The response must contain each line of the material that holds "staff".

Data:
____
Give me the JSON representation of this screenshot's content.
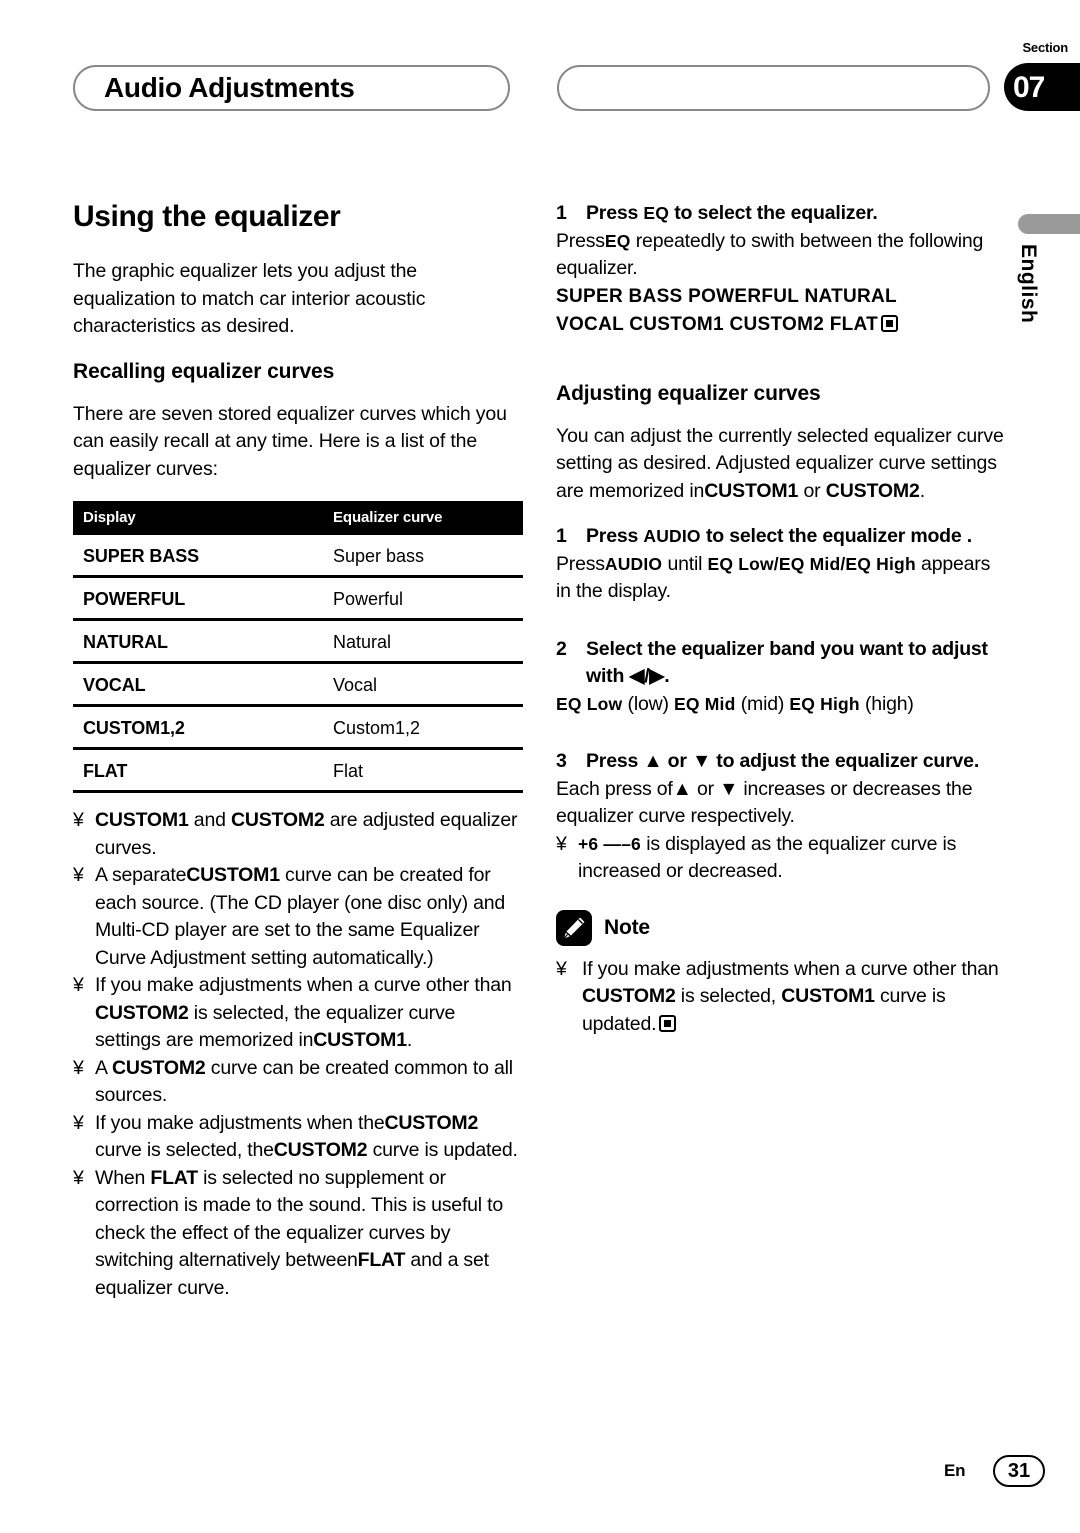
{
  "header": {
    "title": "Audio Adjustments",
    "section_label": "Section",
    "section_number": "07"
  },
  "language_tab": {
    "label": "English"
  },
  "left_column": {
    "title": "Using the equalizer",
    "intro": "The graphic equalizer lets you adjust the equalization to match car interior acoustic characteristics as desired.",
    "subsection": {
      "title": "Recalling equalizer curves",
      "intro": "There are seven stored equalizer curves which you can easily recall at any time. Here is a list of the equalizer curves:"
    },
    "table": {
      "headers": [
        "Display",
        "Equalizer curve"
      ],
      "rows": [
        {
          "display": "SUPER BASS",
          "curve": "Super bass"
        },
        {
          "display": "POWERFUL",
          "curve": "Powerful"
        },
        {
          "display": "NATURAL",
          "curve": "Natural"
        },
        {
          "display": "VOCAL",
          "curve": "Vocal"
        },
        {
          "display": "CUSTOM1,2",
          "curve": "Custom1,2"
        },
        {
          "display": "FLAT",
          "curve": "Flat"
        }
      ]
    },
    "bullet_char": "¥",
    "notes": [
      {
        "id": "note-custom-adjusted",
        "parts": [
          {
            "t": "b",
            "v": "CUSTOM1"
          },
          {
            "t": "n",
            "v": " and "
          },
          {
            "t": "b",
            "v": "CUSTOM2"
          },
          {
            "t": "n",
            "v": " are adjusted equalizer curves."
          }
        ]
      },
      {
        "id": "note-separate-custom1",
        "parts": [
          {
            "t": "n",
            "v": "A separate"
          },
          {
            "t": "b",
            "v": "CUSTOM1"
          },
          {
            "t": "n",
            "v": " curve can be created for each source. (The CD player (one disc only) and Multi-CD player are set to the same Equalizer Curve Adjustment setting automatically.)"
          }
        ]
      },
      {
        "id": "note-adjust-other-curve",
        "parts": [
          {
            "t": "n",
            "v": "If you make adjustments when a curve other than "
          },
          {
            "t": "b",
            "v": "CUSTOM2"
          },
          {
            "t": "n",
            "v": " is selected, the equalizer curve settings are memorized in"
          },
          {
            "t": "b",
            "v": "CUSTOM1"
          },
          {
            "t": "n",
            "v": "."
          }
        ]
      },
      {
        "id": "note-custom2-common",
        "parts": [
          {
            "t": "n",
            "v": "A "
          },
          {
            "t": "b",
            "v": "CUSTOM2"
          },
          {
            "t": "n",
            "v": " curve can be created common to all sources."
          }
        ]
      },
      {
        "id": "note-custom2-updated",
        "parts": [
          {
            "t": "n",
            "v": "If you make adjustments when the"
          },
          {
            "t": "b",
            "v": "CUSTOM2"
          },
          {
            "t": "n",
            "v": " curve is selected, the"
          },
          {
            "t": "b",
            "v": "CUSTOM2"
          },
          {
            "t": "n",
            "v": " curve is updated."
          }
        ]
      },
      {
        "id": "note-flat",
        "parts": [
          {
            "t": "n",
            "v": "When "
          },
          {
            "t": "b",
            "v": "FLAT"
          },
          {
            "t": "n",
            "v": " is selected no supplement or correction is made to the sound. This is useful to check the effect of the equalizer curves by switching alternatively between"
          },
          {
            "t": "b",
            "v": "FLAT"
          },
          {
            "t": "n",
            "v": " and a set equalizer curve."
          }
        ]
      }
    ]
  },
  "right_column": {
    "step_eq": {
      "number": "1",
      "heading_parts": [
        {
          "t": "n",
          "v": "Press "
        },
        {
          "t": "k",
          "v": "EQ"
        },
        {
          "t": "n",
          "v": " to select the equalizer."
        }
      ],
      "body_parts": [
        {
          "t": "n",
          "v": "Press"
        },
        {
          "t": "k",
          "v": "EQ"
        },
        {
          "t": "n",
          "v": " repeatedly to swith between the following equalizer."
        }
      ],
      "curves_line_1": "SUPER BASS   POWERFUL   NATURAL",
      "curves_line_2": "VOCAL   CUSTOM1   CUSTOM2   FLAT"
    },
    "subsection": {
      "title": "Adjusting equalizer curves",
      "intro_parts": [
        {
          "t": "n",
          "v": "You can adjust the currently selected equalizer curve setting as desired. Adjusted equalizer curve settings are memorized in"
        },
        {
          "t": "b",
          "v": "CUSTOM1"
        },
        {
          "t": "n",
          "v": " or "
        },
        {
          "t": "b",
          "v": "CUSTOM2"
        },
        {
          "t": "n",
          "v": "."
        }
      ]
    },
    "steps": [
      {
        "number": "1",
        "heading_parts": [
          {
            "t": "n",
            "v": "Press "
          },
          {
            "t": "k",
            "v": "AUDIO"
          },
          {
            "t": "n",
            "v": " to select the  equalizer mode ."
          }
        ],
        "body_parts": [
          {
            "t": "n",
            "v": "Press"
          },
          {
            "t": "k",
            "v": "AUDIO"
          },
          {
            "t": "n",
            "v": " until "
          },
          {
            "t": "k",
            "v": "EQ Low/EQ Mid/EQ High"
          },
          {
            "t": "n",
            "v": " appears in the display."
          }
        ]
      },
      {
        "number": "2",
        "heading_parts": [
          {
            "t": "n",
            "v": "Select the equalizer band you want to adjust with ◀/▶."
          }
        ],
        "body_parts": [
          {
            "t": "k",
            "v": "EQ Low"
          },
          {
            "t": "n",
            "v": " (low)   "
          },
          {
            "t": "k",
            "v": "EQ Mid"
          },
          {
            "t": "n",
            "v": " (mid)   "
          },
          {
            "t": "k",
            "v": "EQ High"
          },
          {
            "t": "n",
            "v": " (high)"
          }
        ]
      },
      {
        "number": "3",
        "heading_parts": [
          {
            "t": "n",
            "v": "Press ▲ or ▼ to adjust the equalizer curve."
          }
        ],
        "body_parts": [
          {
            "t": "n",
            "v": "Each press of▲ or ▼ increases or decreases the equalizer curve respectively."
          }
        ]
      }
    ],
    "bullet_char": "¥",
    "step3_bullet_parts": [
      {
        "t": "k",
        "v": "+6 —–6"
      },
      {
        "t": "n",
        "v": " is displayed as the equalizer curve is increased or decreased."
      }
    ],
    "note": {
      "label": "Note",
      "bullet_char": "¥",
      "parts": [
        {
          "t": "n",
          "v": "If you make adjustments when a curve other than "
        },
        {
          "t": "b",
          "v": "CUSTOM2"
        },
        {
          "t": "n",
          "v": " is selected, "
        },
        {
          "t": "b",
          "v": "CUSTOM1"
        },
        {
          "t": "n",
          "v": " curve is updated."
        }
      ]
    }
  },
  "footer": {
    "language_code": "En",
    "page_number": "31"
  }
}
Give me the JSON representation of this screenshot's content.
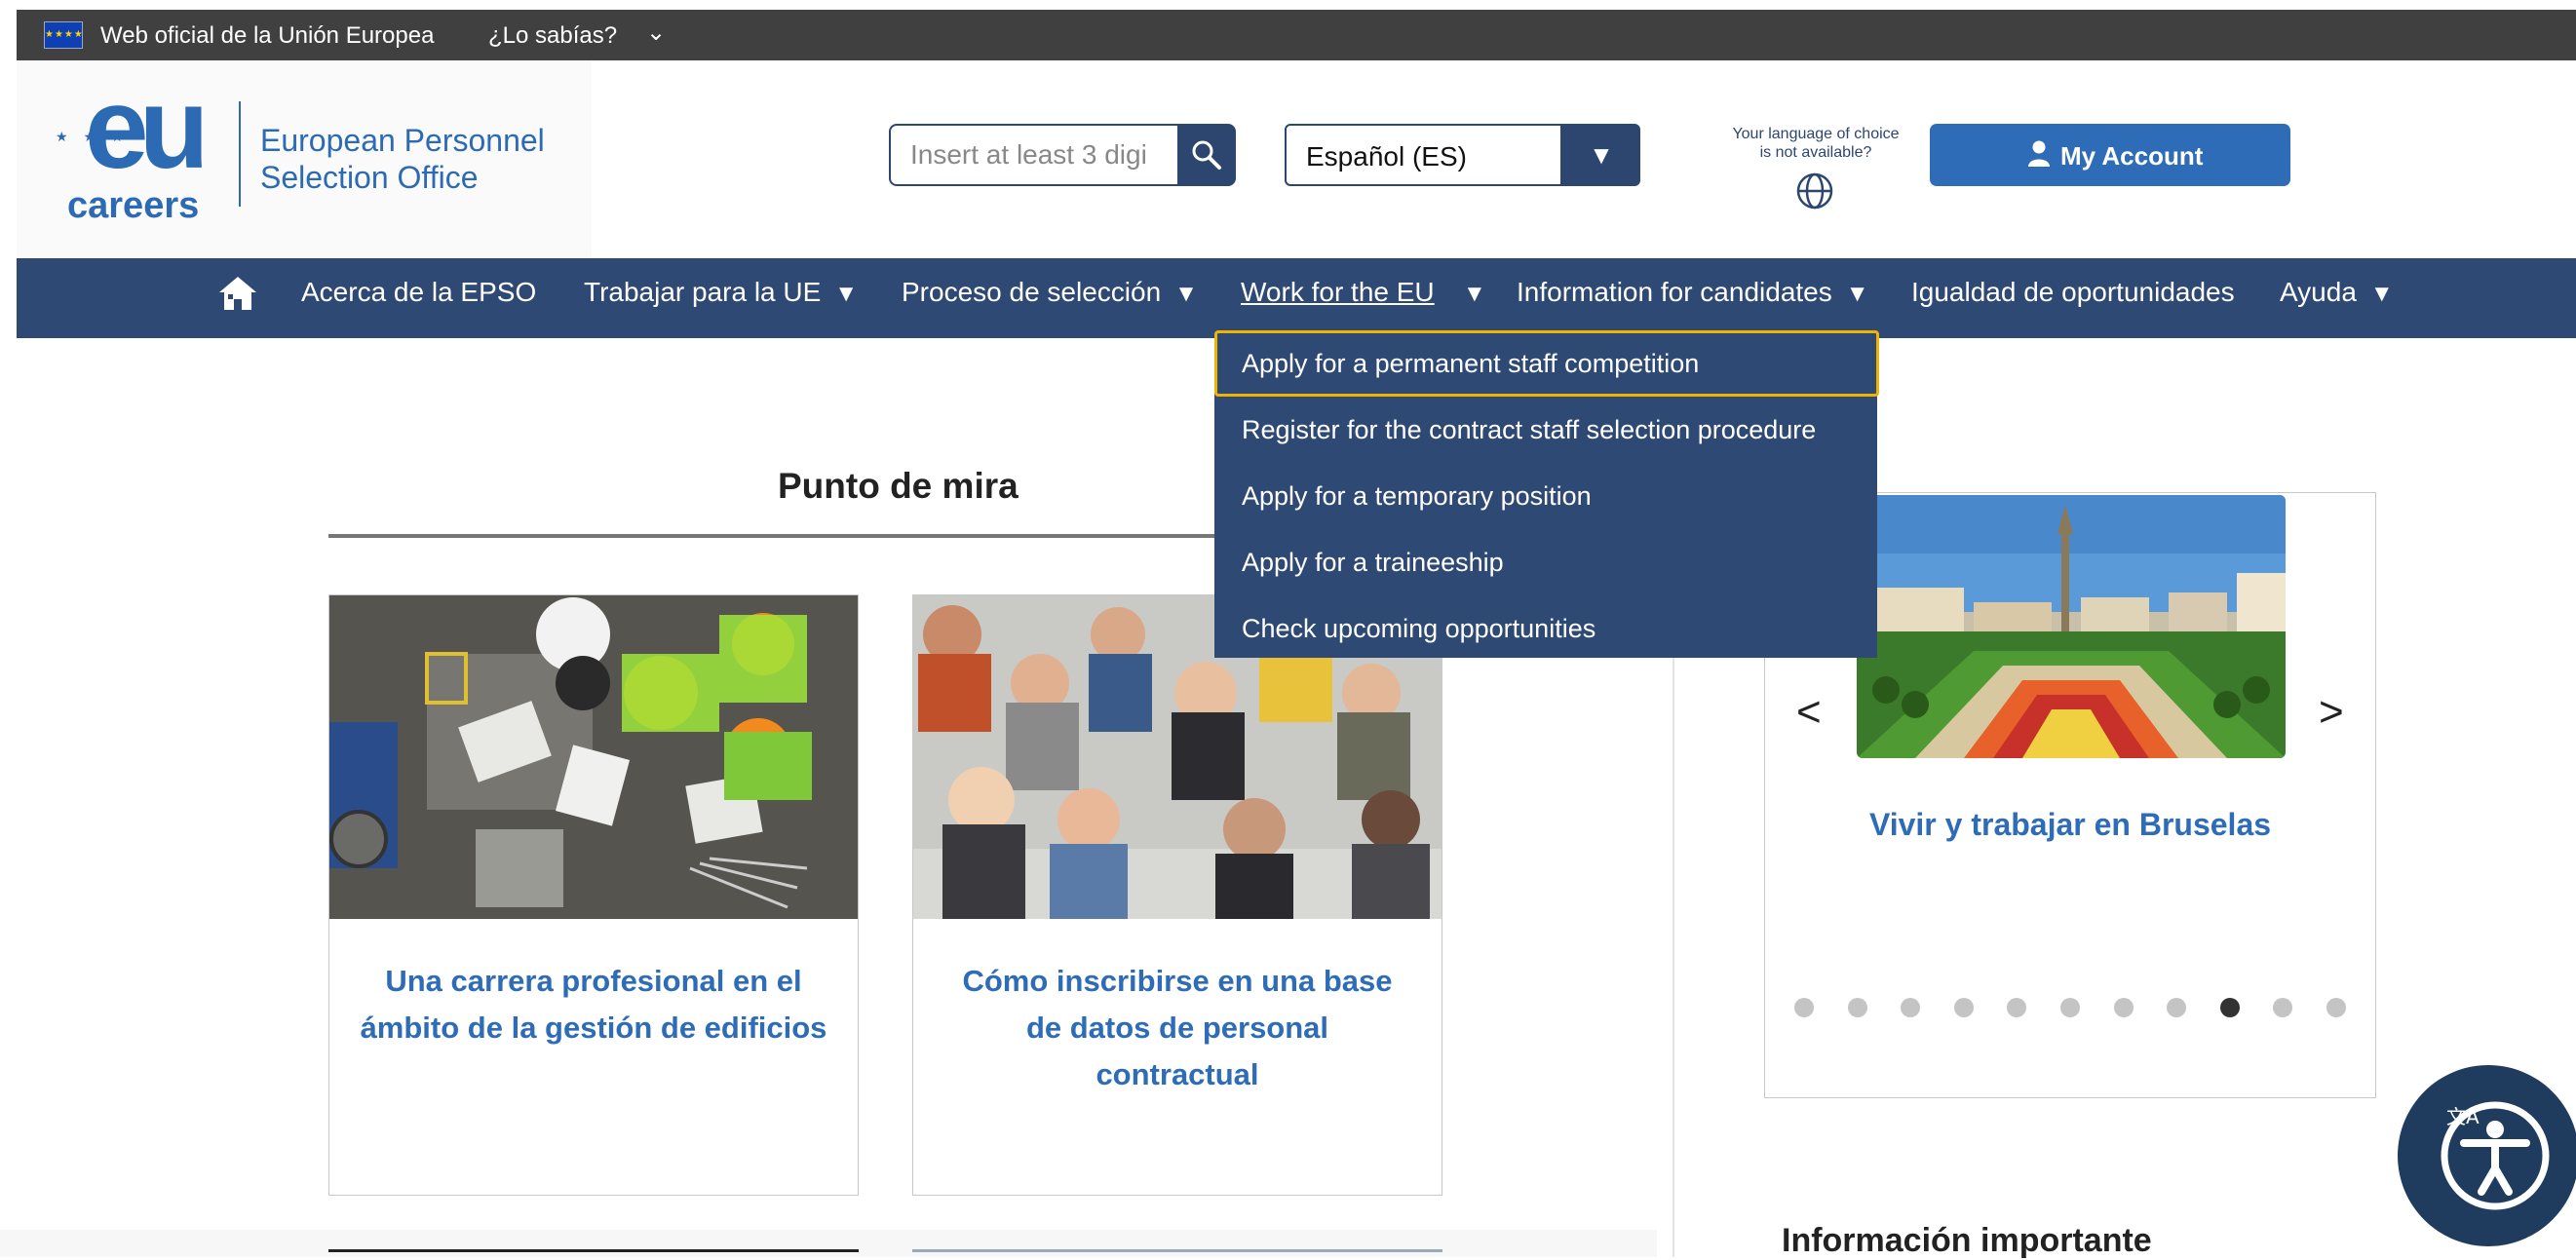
{
  "eu_bar": {
    "official_text": "Web oficial de la Unión Europea",
    "did_you_know": "¿Lo sabías?"
  },
  "logo": {
    "eu": "eu",
    "careers": "careers",
    "org_line1": "European Personnel",
    "org_line2": "Selection Office"
  },
  "search": {
    "placeholder": "Insert at least 3 digi"
  },
  "language": {
    "selected": "Español (ES)",
    "note_line1": "Your language of choice",
    "note_line2": "is not available?"
  },
  "account": {
    "label": "My Account"
  },
  "nav": {
    "items": [
      {
        "label": "Acerca de la EPSO"
      },
      {
        "label": "Trabajar para la UE"
      },
      {
        "label": "Proceso de selección"
      },
      {
        "label": "Work for the EU"
      },
      {
        "label": "Information for candidates"
      },
      {
        "label": "Igualdad de oportunidades"
      },
      {
        "label": "Ayuda"
      }
    ]
  },
  "dropdown": {
    "items": [
      {
        "label": "Apply for a permanent staff competition"
      },
      {
        "label": "Register for the contract staff selection procedure"
      },
      {
        "label": "Apply for a temporary position"
      },
      {
        "label": "Apply for a traineeship"
      },
      {
        "label": "Check upcoming opportunities"
      }
    ]
  },
  "spotlight": {
    "title": "Punto de mira",
    "cards": [
      {
        "title": "Una carrera profesional en el ámbito de la gestión de edificios"
      },
      {
        "title": "Cómo inscribirse en una base de datos de personal contractual"
      }
    ]
  },
  "carousel": {
    "caption": "Vivir y trabajar en Bruselas",
    "prev": "<",
    "next": ">",
    "dot_count": 11,
    "active_dot_index": 8
  },
  "important_info": {
    "title": "Información importante"
  },
  "colors": {
    "nav_bg": "#2e4a74",
    "brand_blue": "#2e6cb8",
    "focus_outline": "#f0b400",
    "top_bar": "#404040"
  },
  "icons": [
    "eu-flag-icon",
    "chevron-down-icon",
    "search-icon",
    "globe-icon",
    "user-icon",
    "home-icon",
    "accessibility-icon"
  ]
}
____
The completed task:
        "label": "Apply for a permanent staff competition"
        "label": "Register for the contract staff selection procedure"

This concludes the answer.